EXERCISE DIRECTIONS :: Count the lines holding the string "picture" in the records, and give only the count.

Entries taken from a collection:
BEGIN

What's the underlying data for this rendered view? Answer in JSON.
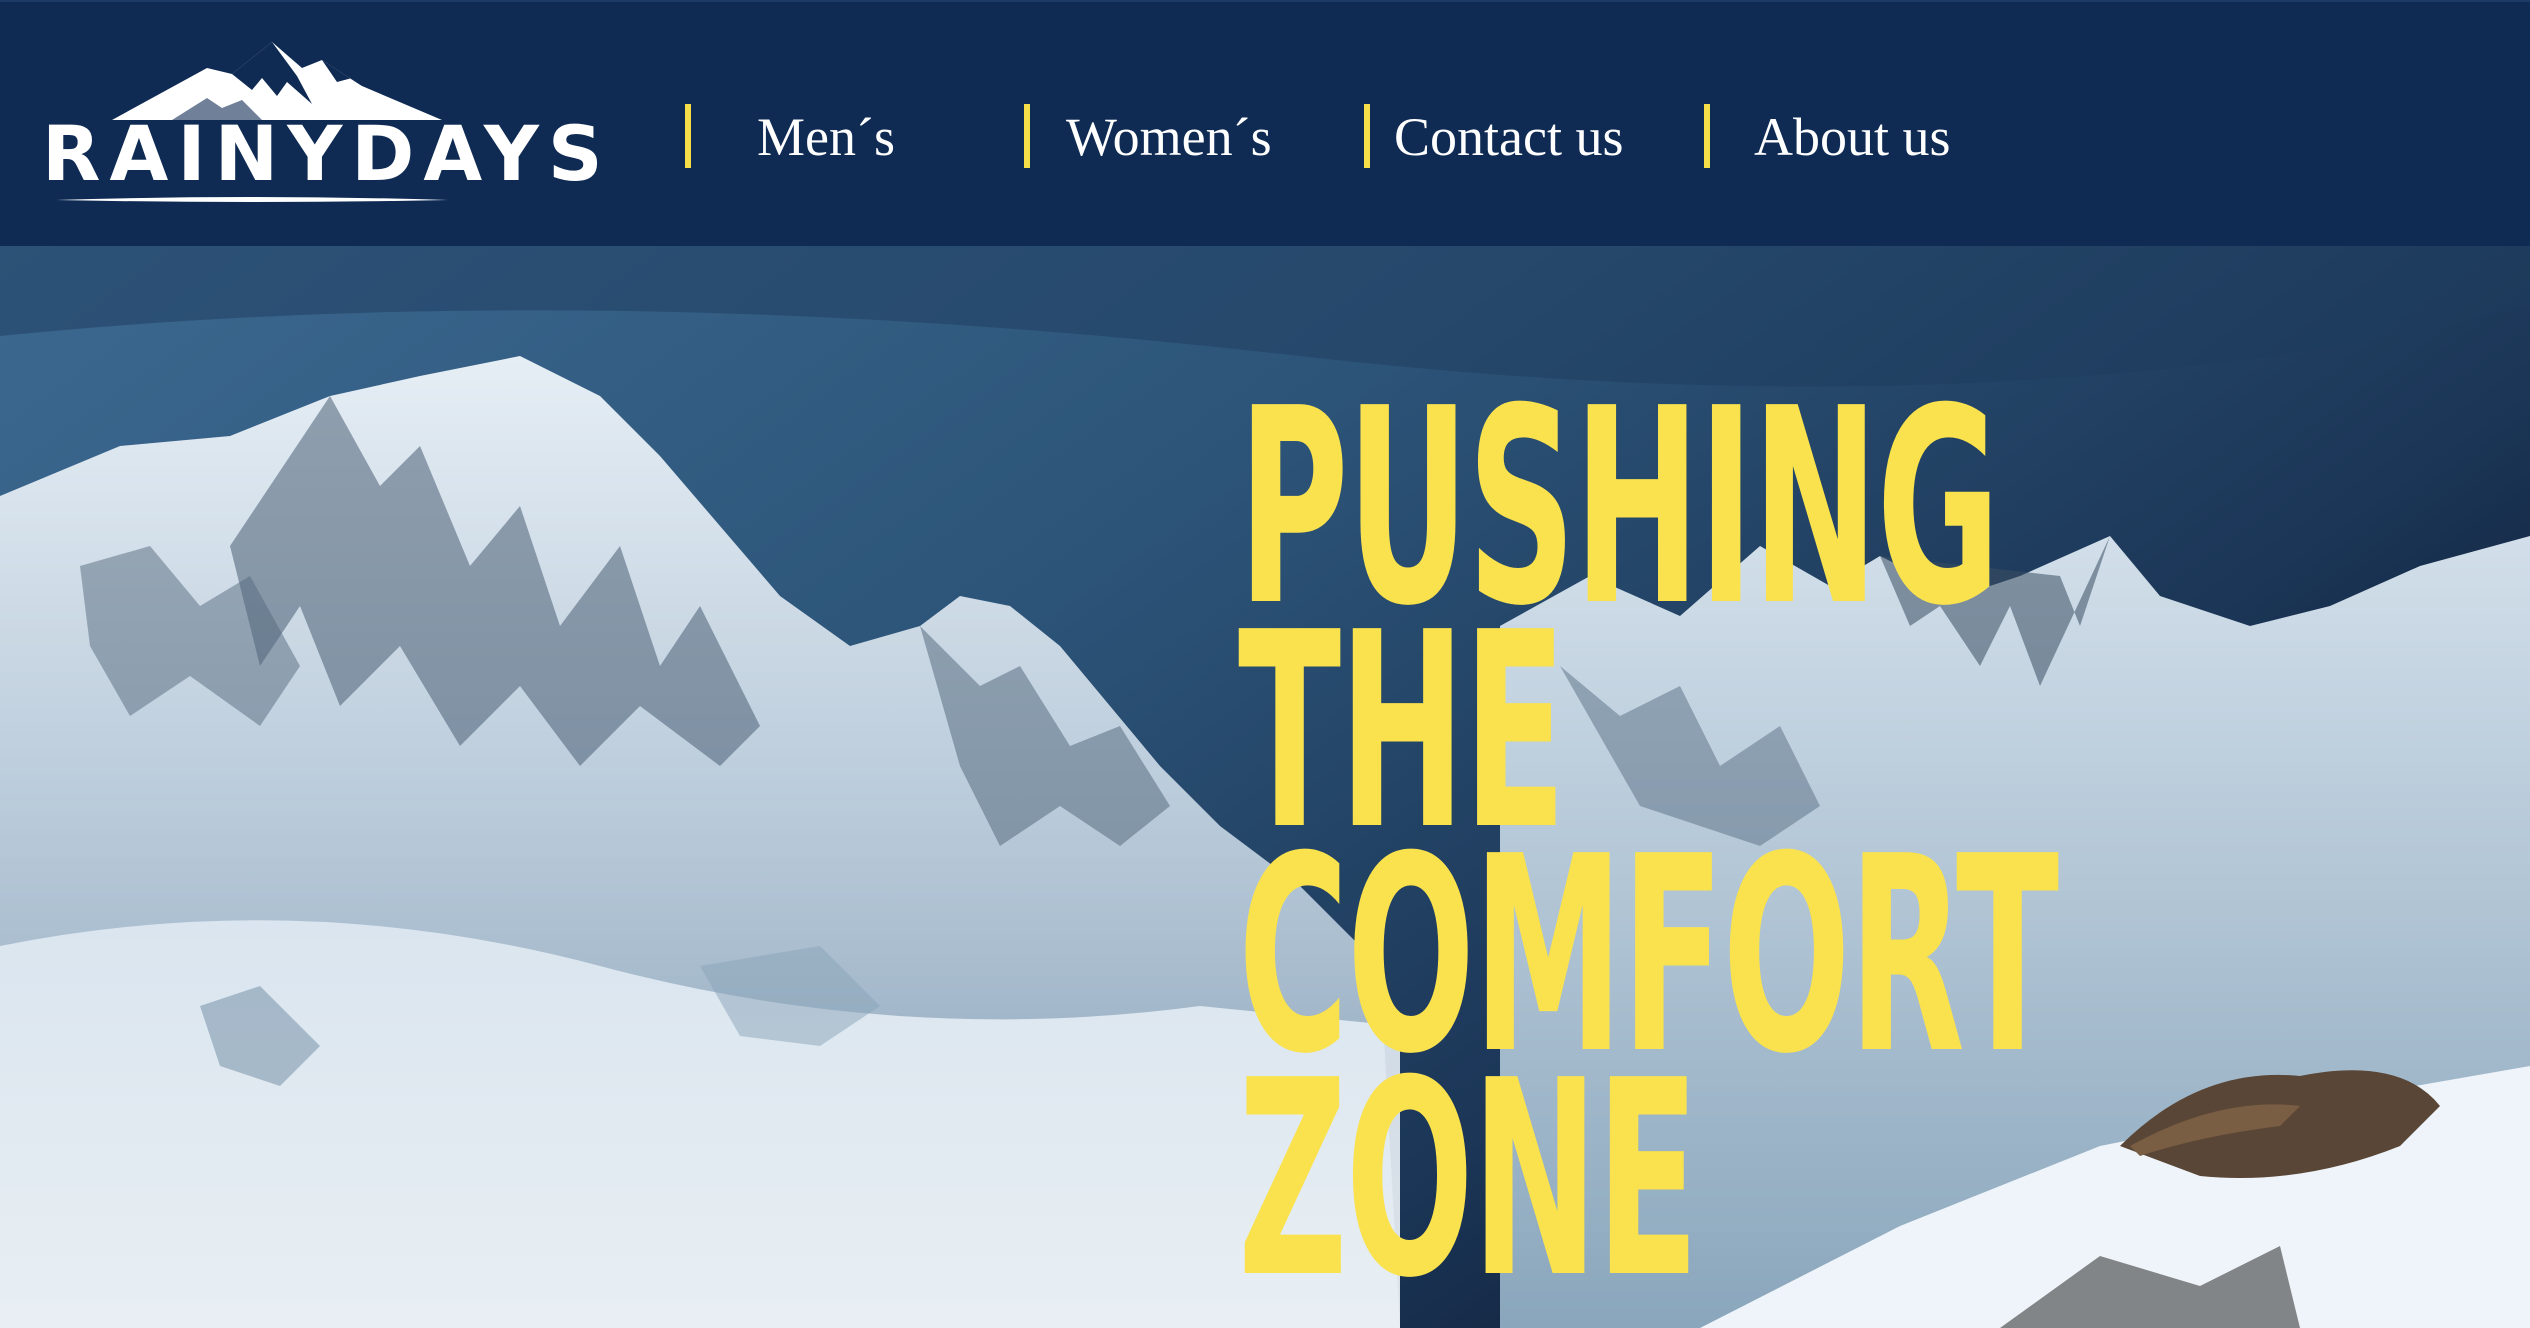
{
  "brand": {
    "name": "RAINYDAYS",
    "logo_icon": "mountain-icon"
  },
  "nav": {
    "items": [
      {
        "label": "Men´s"
      },
      {
        "label": "Women´s"
      },
      {
        "label": "Contact us"
      },
      {
        "label": "About us"
      }
    ]
  },
  "hero": {
    "headline_lines": [
      "PUSHING",
      "THE",
      "COMFORT",
      "ZONE"
    ]
  },
  "colors": {
    "header_bg": "#0f2b54",
    "accent": "#f6de49",
    "headline": "#f9e24d",
    "nav_text": "#ffffff"
  }
}
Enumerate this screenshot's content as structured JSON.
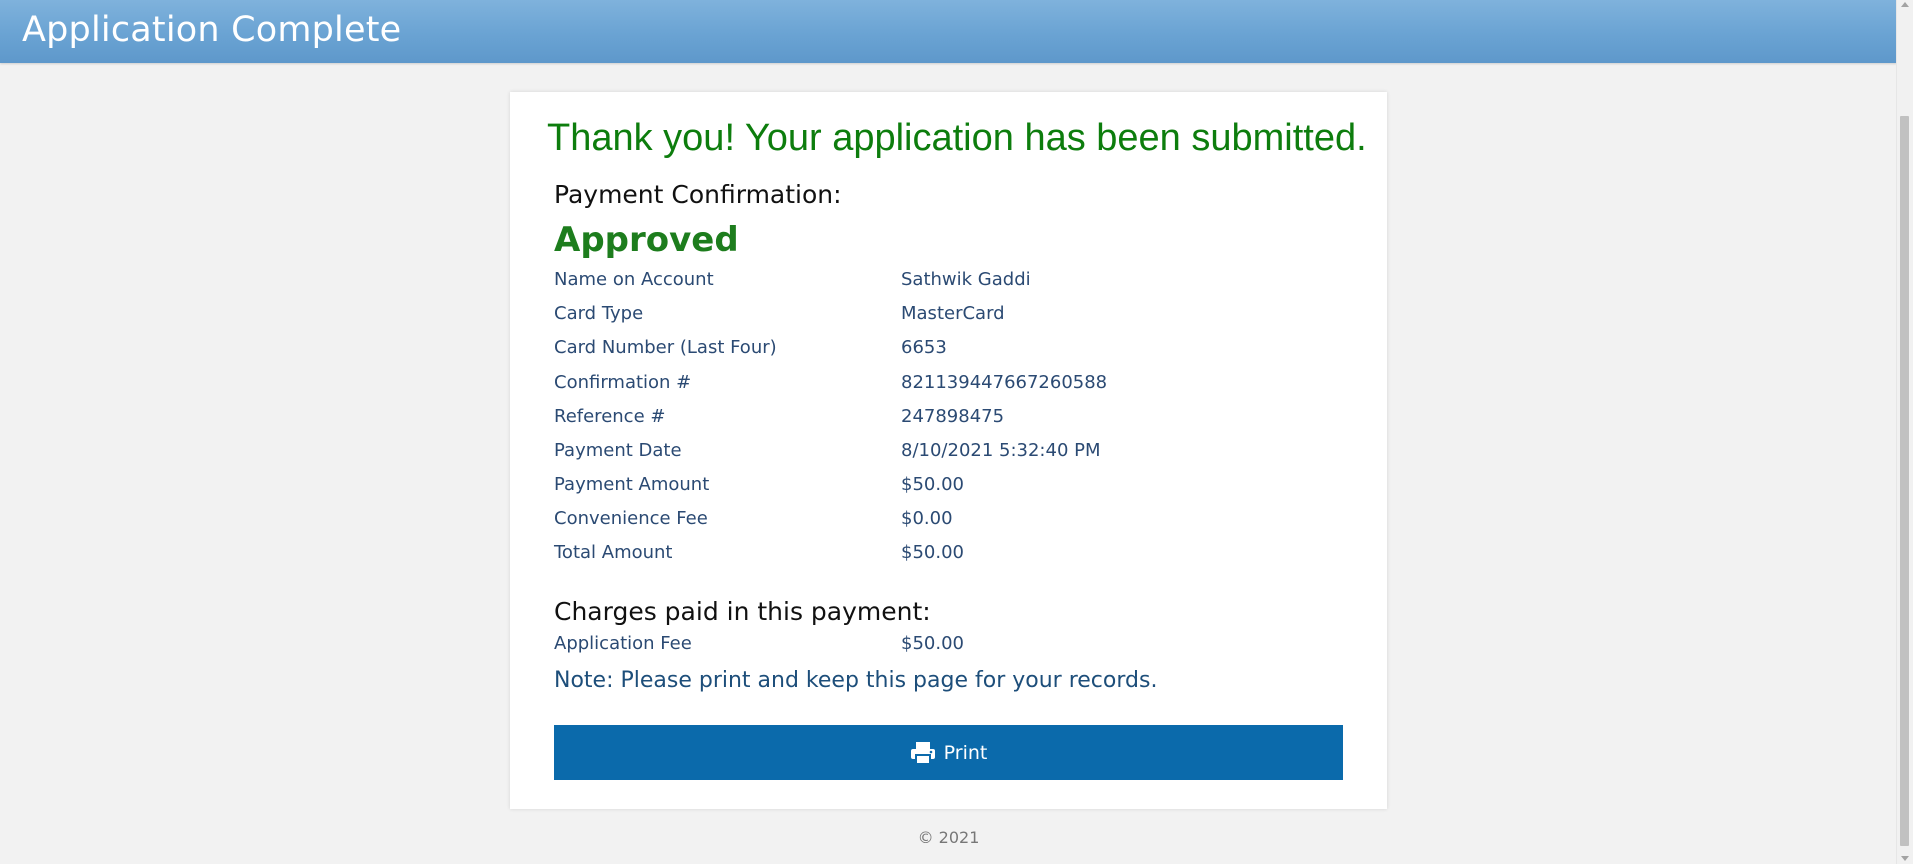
{
  "header": {
    "title": "Application Complete"
  },
  "confirmation": {
    "headline": "Thank you! Your application has been submitted.",
    "payment_section_label": "Payment Confirmation:",
    "status": "Approved",
    "details": [
      {
        "label": "Name on Account",
        "value": "Sathwik Gaddi"
      },
      {
        "label": "Card Type",
        "value": "MasterCard"
      },
      {
        "label": "Card Number (Last Four)",
        "value": "6653"
      },
      {
        "label": "Confirmation #",
        "value": "821139447667260588"
      },
      {
        "label": "Reference #",
        "value": "247898475"
      },
      {
        "label": "Payment Date",
        "value": "8/10/2021 5:32:40 PM"
      },
      {
        "label": "Payment Amount",
        "value": "$50.00"
      },
      {
        "label": "Convenience Fee",
        "value": "$0.00"
      },
      {
        "label": "Total Amount",
        "value": "$50.00"
      }
    ],
    "charges_section_label": "Charges paid in this payment:",
    "charges": [
      {
        "label": "Application Fee",
        "value": "$50.00"
      }
    ],
    "note": "Note: Please print and keep this page for your records.",
    "print_label": "Print"
  },
  "footer": {
    "copyright": "© 2021"
  },
  "colors": {
    "header_bg": "#6aa3d3",
    "success_green": "#0d7d0d",
    "button_blue": "#0b6aab",
    "detail_text": "#2b4a73"
  },
  "icons": {
    "print": "print-icon"
  }
}
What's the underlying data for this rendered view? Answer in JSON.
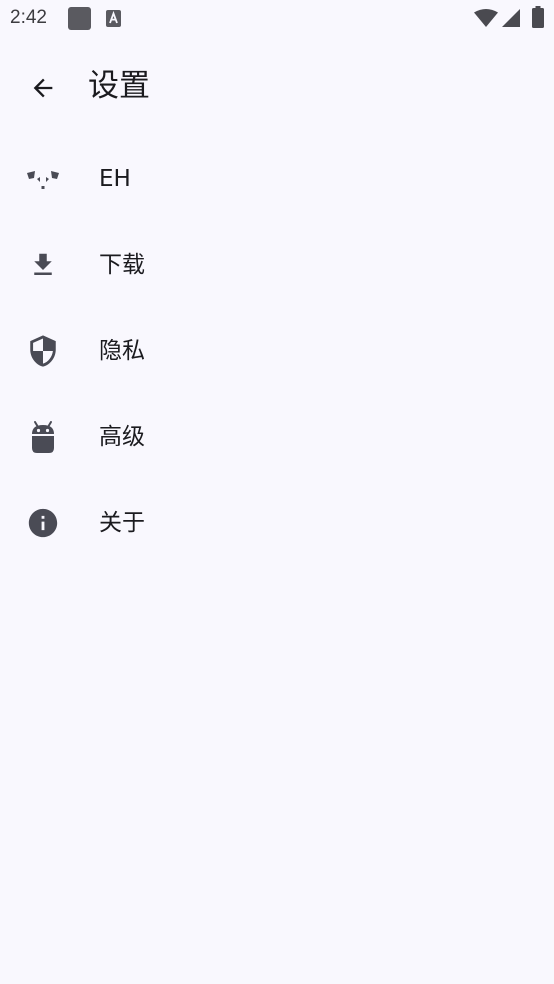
{
  "status_bar": {
    "time": "2:42",
    "icons": [
      "square-notification-icon",
      "keyboard-a-icon",
      "wifi-icon",
      "cellular-signal-icon",
      "battery-icon"
    ]
  },
  "app_bar": {
    "title": "设置",
    "back_icon": "arrow-back-icon"
  },
  "settings": {
    "items": [
      {
        "label": "EH",
        "icon": "panda-icon"
      },
      {
        "label": "下载",
        "icon": "download-icon"
      },
      {
        "label": "隐私",
        "icon": "shield-icon"
      },
      {
        "label": "高级",
        "icon": "android-icon"
      },
      {
        "label": "关于",
        "icon": "info-icon"
      }
    ]
  },
  "colors": {
    "background": "#f9f8fe",
    "icon": "#4a4b55",
    "text": "#1b1b1f"
  }
}
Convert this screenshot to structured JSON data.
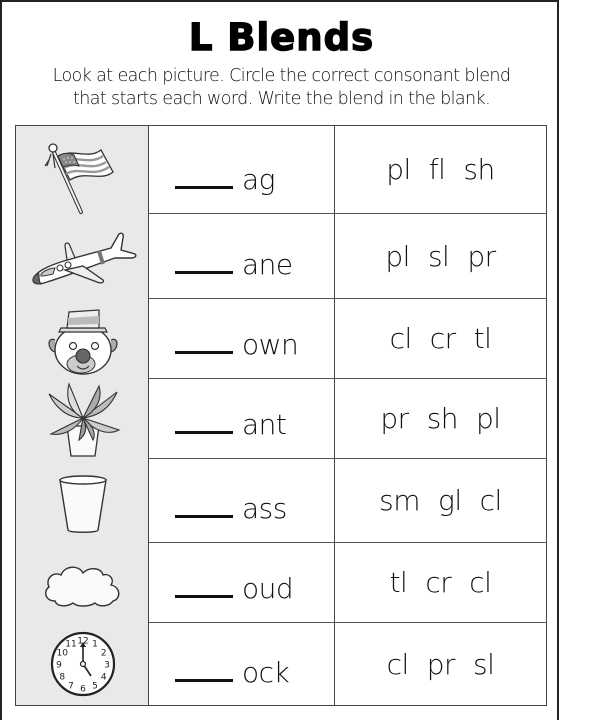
{
  "worksheet": {
    "title": "L Blends",
    "instructions_line1": "Look at each picture. Circle the correct consonant blend",
    "instructions_line2": "that starts each word. Write the blend in the blank."
  },
  "blank_placeholder": "____",
  "rows": [
    {
      "picture": "flag-icon",
      "word_ending": "ag",
      "choices": [
        "pl",
        "fl",
        "sh"
      ]
    },
    {
      "picture": "airplane-icon",
      "word_ending": "ane",
      "choices": [
        "pl",
        "sl",
        "pr"
      ]
    },
    {
      "picture": "clown-icon",
      "word_ending": "own",
      "choices": [
        "cl",
        "cr",
        "tl"
      ]
    },
    {
      "picture": "plant-icon",
      "word_ending": "ant",
      "choices": [
        "pr",
        "sh",
        "pl"
      ]
    },
    {
      "picture": "glass-icon",
      "word_ending": "ass",
      "choices": [
        "sm",
        "gl",
        "cl"
      ]
    },
    {
      "picture": "cloud-icon",
      "word_ending": "oud",
      "choices": [
        "tl",
        "cr",
        "cl"
      ]
    },
    {
      "picture": "clock-icon",
      "word_ending": "ock",
      "choices": [
        "cl",
        "pr",
        "sl"
      ]
    }
  ],
  "clock_numbers": [
    "12",
    "1",
    "2",
    "3",
    "4",
    "5",
    "6",
    "7",
    "8",
    "9",
    "10",
    "11"
  ]
}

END

ANSWER TO THE PROBLEM :: 8